Last season PHILADELPHIA rookie general manager Bobby Clarke gave rookie coach Mike Keenan almost a whole team load of Bobby Clarke clones, and Iron Mike—you play the game his way, or you play golf, as hotshot rookie-scorer Todd Bergen learned the hard way—drove them to the Cup finals, where they lost to Edmonton in five games.

The Flyers were intimidating again in the Spectrum, losing only four of 40 home games, and Pelle Lindbergh gave them sensational goaltending, winning a league-high 40 games. The defensemen are masters of the art of the clutch-and-grab, particularly Brad Marsh and Brad McCrimmon. What the Flyers need, for sure, is a healthy Tim Kerr, who last year had 54 goals, including a league-high 21 on the power play. Kerr was hospitalized with aseptic meningitis during training camp, but the doctors expect no long-range complications.

As defenseman Rod Langway goes, so goes WASHINGTON. Langway spent two months during the summer of '84 playing for Team USA in the Canada Cup, and for the first four months of the NHL season he played his usual 40 minutes a game. But late in January, Langway understandably started to show fatigue, and suddenly the Capitals did a swan dive out of first place.

Langway's ice time will be reduced this season, some of it going to the indestructible Scott Stevens and some to rookie Kevin Hatcher.

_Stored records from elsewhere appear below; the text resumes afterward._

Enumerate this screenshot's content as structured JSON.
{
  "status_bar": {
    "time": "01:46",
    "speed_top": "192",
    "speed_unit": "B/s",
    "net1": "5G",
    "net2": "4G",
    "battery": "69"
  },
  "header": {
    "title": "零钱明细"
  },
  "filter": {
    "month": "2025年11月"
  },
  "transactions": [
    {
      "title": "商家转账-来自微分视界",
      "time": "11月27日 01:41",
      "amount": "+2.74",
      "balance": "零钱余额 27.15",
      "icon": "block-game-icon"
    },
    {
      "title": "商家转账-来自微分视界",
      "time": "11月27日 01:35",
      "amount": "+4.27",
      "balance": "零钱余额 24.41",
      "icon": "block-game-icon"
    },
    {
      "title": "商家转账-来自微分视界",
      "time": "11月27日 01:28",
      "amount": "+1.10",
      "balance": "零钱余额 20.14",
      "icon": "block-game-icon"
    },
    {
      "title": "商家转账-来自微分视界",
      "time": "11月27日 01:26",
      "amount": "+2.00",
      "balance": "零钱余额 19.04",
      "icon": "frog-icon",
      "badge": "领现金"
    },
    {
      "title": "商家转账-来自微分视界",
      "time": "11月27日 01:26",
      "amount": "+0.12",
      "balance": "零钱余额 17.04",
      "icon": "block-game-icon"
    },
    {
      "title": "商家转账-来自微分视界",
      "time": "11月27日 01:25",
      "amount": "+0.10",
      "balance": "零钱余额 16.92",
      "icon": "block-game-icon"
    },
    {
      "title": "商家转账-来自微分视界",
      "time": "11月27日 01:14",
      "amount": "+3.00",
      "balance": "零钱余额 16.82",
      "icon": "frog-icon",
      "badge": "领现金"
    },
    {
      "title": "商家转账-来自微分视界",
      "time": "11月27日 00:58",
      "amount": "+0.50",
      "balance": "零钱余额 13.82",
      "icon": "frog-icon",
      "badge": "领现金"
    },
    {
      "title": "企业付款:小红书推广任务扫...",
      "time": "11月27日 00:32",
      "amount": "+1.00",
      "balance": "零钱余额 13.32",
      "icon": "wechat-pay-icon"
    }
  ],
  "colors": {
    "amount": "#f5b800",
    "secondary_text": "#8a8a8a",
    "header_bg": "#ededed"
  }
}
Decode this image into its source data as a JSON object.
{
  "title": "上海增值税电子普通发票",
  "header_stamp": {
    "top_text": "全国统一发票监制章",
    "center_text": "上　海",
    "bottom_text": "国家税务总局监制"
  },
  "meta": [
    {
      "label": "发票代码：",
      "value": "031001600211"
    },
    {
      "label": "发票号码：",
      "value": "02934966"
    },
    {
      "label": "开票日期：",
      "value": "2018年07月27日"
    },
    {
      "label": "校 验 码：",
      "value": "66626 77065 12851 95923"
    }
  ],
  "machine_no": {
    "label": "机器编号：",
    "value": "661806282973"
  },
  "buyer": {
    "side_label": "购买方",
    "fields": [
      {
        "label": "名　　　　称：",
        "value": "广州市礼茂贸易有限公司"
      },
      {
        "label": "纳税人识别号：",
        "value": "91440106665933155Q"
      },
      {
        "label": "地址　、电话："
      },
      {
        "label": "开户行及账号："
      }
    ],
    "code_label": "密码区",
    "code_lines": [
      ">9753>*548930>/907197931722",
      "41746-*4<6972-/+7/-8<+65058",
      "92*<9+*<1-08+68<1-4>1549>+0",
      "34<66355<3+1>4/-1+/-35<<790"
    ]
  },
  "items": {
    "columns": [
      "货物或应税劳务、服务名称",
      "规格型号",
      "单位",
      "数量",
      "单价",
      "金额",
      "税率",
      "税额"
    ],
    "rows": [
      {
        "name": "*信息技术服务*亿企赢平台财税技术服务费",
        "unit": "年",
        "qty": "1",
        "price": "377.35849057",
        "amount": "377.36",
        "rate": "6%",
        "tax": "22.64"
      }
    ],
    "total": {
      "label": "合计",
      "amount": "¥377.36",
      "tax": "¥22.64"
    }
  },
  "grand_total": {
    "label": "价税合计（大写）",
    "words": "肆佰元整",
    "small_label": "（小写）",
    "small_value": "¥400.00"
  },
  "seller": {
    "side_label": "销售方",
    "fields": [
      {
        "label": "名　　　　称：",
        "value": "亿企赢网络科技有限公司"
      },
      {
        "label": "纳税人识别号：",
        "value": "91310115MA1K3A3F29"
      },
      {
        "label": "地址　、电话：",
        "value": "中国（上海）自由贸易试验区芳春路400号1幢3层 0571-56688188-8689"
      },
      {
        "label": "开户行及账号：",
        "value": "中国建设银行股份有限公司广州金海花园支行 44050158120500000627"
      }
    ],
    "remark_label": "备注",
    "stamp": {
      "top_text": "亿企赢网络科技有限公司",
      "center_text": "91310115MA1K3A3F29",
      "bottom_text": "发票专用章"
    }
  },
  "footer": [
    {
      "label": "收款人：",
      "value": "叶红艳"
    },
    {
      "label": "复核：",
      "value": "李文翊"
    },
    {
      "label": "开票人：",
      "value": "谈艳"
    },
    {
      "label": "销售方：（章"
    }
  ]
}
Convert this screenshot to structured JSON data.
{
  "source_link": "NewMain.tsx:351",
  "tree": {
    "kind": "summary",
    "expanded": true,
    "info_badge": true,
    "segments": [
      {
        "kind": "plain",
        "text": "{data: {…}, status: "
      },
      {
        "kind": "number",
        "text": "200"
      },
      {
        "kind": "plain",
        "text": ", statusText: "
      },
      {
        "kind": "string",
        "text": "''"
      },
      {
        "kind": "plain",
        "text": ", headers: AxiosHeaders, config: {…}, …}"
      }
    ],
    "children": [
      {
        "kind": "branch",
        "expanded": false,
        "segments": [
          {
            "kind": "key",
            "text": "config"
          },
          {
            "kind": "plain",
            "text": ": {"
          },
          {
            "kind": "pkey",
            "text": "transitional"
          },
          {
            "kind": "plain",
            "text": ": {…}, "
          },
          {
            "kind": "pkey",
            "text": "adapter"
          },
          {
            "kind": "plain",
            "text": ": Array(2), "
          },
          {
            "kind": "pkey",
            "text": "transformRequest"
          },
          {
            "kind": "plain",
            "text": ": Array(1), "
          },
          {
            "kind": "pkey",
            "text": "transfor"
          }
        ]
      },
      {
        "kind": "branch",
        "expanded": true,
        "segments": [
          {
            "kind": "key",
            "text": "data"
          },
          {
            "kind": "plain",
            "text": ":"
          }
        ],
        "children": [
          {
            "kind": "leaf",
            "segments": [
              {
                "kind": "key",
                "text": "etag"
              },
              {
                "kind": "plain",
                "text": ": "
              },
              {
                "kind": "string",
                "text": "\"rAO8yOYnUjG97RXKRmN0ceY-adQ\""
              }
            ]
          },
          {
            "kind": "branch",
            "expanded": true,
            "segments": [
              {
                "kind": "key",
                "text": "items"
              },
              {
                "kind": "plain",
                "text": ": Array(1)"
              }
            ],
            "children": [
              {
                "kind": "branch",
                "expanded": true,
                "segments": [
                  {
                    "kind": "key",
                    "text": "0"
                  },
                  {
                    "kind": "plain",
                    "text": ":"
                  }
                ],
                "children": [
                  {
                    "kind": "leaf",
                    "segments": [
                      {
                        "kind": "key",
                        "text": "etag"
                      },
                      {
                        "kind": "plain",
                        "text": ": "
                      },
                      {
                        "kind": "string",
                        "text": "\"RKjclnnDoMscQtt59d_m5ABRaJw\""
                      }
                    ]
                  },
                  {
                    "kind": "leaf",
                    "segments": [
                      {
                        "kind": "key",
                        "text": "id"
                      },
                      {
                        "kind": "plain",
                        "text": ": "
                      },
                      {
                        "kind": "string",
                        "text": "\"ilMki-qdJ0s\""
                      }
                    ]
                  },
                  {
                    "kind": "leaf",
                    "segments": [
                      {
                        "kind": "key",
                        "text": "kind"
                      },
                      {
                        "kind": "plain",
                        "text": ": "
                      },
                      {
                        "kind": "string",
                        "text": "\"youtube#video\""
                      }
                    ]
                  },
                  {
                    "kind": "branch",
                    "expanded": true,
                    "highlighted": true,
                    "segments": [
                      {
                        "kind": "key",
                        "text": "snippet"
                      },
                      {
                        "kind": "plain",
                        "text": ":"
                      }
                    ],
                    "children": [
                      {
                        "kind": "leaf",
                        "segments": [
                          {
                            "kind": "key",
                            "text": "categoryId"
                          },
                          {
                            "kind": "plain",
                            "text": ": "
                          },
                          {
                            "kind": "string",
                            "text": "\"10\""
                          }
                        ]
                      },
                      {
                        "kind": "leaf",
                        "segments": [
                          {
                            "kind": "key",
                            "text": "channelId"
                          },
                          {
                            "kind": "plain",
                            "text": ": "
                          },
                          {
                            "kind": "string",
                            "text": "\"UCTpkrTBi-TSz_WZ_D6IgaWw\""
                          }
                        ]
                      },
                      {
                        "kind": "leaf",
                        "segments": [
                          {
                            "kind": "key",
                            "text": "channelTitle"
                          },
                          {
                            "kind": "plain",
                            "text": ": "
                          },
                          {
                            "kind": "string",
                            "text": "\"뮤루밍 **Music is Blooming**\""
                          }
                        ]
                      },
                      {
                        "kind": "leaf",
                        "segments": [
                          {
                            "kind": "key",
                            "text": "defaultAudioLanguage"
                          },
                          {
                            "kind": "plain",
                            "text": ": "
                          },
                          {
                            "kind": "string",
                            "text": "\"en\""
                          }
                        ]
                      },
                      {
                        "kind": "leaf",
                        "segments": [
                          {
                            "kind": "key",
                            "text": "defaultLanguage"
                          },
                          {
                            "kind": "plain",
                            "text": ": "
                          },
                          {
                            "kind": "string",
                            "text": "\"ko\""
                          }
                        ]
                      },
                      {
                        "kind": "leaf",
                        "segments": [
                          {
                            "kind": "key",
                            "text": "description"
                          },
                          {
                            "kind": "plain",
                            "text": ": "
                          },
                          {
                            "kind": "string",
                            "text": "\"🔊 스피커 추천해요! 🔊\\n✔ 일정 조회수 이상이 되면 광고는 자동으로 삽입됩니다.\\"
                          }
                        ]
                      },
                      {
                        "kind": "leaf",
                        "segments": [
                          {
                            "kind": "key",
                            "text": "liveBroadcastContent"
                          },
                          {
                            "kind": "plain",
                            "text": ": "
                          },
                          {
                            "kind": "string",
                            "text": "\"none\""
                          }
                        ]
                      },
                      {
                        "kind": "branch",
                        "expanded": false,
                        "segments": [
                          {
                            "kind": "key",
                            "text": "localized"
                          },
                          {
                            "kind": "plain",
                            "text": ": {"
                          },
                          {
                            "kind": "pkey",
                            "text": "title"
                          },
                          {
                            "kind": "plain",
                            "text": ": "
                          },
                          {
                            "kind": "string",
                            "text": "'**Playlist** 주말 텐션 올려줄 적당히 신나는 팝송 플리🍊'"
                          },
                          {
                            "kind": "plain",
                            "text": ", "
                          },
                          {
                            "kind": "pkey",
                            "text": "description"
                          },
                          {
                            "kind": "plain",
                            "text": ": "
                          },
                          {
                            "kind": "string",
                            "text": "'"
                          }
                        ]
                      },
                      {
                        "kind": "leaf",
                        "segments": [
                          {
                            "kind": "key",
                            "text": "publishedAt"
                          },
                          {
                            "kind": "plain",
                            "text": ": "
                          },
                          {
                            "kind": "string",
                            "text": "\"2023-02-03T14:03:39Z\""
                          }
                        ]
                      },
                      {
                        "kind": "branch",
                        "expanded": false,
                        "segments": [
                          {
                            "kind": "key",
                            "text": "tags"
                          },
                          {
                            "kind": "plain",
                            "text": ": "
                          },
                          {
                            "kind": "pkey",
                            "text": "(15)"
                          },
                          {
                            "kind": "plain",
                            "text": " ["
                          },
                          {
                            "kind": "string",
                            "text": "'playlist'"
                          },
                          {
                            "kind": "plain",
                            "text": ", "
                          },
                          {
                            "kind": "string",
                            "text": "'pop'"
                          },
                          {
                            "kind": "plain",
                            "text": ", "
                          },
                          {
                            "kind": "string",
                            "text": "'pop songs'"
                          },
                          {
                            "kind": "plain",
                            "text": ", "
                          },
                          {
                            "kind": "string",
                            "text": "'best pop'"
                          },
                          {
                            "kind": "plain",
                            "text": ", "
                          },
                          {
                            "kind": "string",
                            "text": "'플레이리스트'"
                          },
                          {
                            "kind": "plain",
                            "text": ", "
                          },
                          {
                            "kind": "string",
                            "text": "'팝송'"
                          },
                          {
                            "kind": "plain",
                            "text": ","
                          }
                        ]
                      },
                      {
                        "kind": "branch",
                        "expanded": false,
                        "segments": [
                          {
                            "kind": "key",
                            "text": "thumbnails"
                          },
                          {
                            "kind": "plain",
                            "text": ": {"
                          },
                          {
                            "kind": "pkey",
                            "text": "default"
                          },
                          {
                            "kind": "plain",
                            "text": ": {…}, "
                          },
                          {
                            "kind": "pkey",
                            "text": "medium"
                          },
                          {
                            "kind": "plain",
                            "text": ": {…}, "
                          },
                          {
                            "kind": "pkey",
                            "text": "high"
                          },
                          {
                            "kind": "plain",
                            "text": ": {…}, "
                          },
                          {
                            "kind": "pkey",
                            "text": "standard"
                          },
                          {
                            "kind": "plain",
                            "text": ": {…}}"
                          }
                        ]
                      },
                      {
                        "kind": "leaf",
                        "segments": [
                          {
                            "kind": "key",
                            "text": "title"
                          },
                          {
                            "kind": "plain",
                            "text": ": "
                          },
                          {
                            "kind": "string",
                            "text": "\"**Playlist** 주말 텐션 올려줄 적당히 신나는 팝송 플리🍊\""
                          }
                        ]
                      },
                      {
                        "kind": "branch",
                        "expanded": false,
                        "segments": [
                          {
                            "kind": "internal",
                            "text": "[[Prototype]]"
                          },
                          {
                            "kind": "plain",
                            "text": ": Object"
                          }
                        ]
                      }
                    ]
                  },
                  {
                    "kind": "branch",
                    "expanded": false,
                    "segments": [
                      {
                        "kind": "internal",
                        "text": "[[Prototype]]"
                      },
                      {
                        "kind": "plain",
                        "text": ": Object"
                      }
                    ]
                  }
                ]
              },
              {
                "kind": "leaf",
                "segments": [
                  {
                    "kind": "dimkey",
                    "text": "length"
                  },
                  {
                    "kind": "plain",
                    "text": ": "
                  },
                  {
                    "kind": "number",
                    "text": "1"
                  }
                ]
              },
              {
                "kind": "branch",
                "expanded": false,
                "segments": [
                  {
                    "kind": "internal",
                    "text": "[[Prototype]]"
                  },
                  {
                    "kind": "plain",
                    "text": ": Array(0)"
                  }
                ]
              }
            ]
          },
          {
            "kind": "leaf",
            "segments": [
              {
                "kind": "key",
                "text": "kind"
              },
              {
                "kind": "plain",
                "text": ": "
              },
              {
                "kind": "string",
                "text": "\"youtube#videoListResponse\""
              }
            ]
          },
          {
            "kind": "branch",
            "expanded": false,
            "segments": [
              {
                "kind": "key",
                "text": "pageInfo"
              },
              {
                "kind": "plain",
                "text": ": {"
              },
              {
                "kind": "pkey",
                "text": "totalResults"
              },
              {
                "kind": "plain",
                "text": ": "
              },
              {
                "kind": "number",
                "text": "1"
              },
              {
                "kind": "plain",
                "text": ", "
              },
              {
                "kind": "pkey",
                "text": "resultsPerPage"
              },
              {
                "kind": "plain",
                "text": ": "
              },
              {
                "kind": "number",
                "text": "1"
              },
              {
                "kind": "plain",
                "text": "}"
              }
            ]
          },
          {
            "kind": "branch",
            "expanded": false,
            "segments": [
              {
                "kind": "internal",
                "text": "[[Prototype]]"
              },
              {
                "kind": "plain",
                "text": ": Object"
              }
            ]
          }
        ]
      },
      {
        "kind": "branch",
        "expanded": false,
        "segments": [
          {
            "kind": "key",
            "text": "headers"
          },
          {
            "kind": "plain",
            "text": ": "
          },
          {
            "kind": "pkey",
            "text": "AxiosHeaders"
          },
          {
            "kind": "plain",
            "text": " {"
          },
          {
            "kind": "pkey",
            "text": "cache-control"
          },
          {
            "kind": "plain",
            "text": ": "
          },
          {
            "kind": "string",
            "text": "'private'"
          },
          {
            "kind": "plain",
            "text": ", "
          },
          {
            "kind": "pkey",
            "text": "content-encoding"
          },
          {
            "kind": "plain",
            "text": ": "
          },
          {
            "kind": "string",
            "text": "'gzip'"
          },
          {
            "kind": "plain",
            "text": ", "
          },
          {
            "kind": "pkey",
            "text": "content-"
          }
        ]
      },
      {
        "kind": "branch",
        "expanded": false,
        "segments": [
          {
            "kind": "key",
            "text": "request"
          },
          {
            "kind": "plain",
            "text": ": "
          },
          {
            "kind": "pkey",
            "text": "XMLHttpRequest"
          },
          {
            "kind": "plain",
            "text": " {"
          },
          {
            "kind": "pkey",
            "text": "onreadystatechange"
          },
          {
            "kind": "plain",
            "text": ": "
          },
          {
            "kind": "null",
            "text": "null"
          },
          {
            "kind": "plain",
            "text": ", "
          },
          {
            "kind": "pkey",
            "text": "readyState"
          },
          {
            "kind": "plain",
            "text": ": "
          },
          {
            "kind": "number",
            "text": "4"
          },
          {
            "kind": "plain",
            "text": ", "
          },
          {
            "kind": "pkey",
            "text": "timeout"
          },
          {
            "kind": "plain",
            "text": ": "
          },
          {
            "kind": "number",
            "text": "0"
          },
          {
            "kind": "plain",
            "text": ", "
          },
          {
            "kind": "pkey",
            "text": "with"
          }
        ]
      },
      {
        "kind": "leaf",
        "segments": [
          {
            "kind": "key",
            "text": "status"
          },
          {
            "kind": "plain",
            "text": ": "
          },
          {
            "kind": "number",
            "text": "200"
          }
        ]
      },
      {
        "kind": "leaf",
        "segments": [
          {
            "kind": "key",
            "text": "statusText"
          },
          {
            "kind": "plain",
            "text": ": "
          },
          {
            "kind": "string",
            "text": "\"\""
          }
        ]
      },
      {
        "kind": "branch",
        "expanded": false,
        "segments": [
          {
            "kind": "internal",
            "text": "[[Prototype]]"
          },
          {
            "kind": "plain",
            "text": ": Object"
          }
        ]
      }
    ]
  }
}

Bobby Carpenter (53 goals last season) and Mike Gartner (50) could use another scorer up front, and it would help if either Pat Riggin or Al Jensen took charge in goal.

Sentimentality has no place in pro sports. Just ask general manager Bill Torrey of the ISLANDERS. "We've won with a lot of these players for many years," says Torrey. "You hate to do it, but there will be some changes, five or six, possibly." The best of the Isles' newcomers is 20-year-old Finnish forward Mikko Makela, but none of them is a Bossy or a Trottier or a Potvin.

New coach Ted Sator will not confuse the RANGERS with the Flyers he helped coach last year. Scandinavia West, as the Rangers—a team overloaded with swift but timid Europeans—are known, lost 44 games last season while giving up 345 goals. The Rangers need muscle and aggressiveness, not to mention a dozen new players.

In PITTSBURGH the off-season talk was all about a franchise shift to Hamilton, Ontario, but the Penguins remain put, and as long as they are possessors of Gretzky East, Mario Lemieux, who scored 43 goals as a rookie last season, they will be prime entertainment. Coach Bob Berry is looking for a wing for Lemieux, who last year made a 40-goal scorer—and a Detroit millionaire—out of Warren Young.

Mickey Mouse has grown up—a little. The NEW JERSEY DEVILS improved themselves by acquiring Mark Johnson and Peter McNab, both of whom can score. But goaltender Chico Resch will remain the busiest man in America. The question here may be: Will the Devils beat the Penguins—to Hamilton, that is.

ILLUSTRATIONMICHAEL RAMUSILLUSTRATIONMICHAEL RAMUSWill the Stars go south again?ILLUSTRATIONMICHAEL RAMUS...hell be pooped by midseason.ILLUSTRATIONMICHAEL RAMUSIf Langway doesn't get some rest...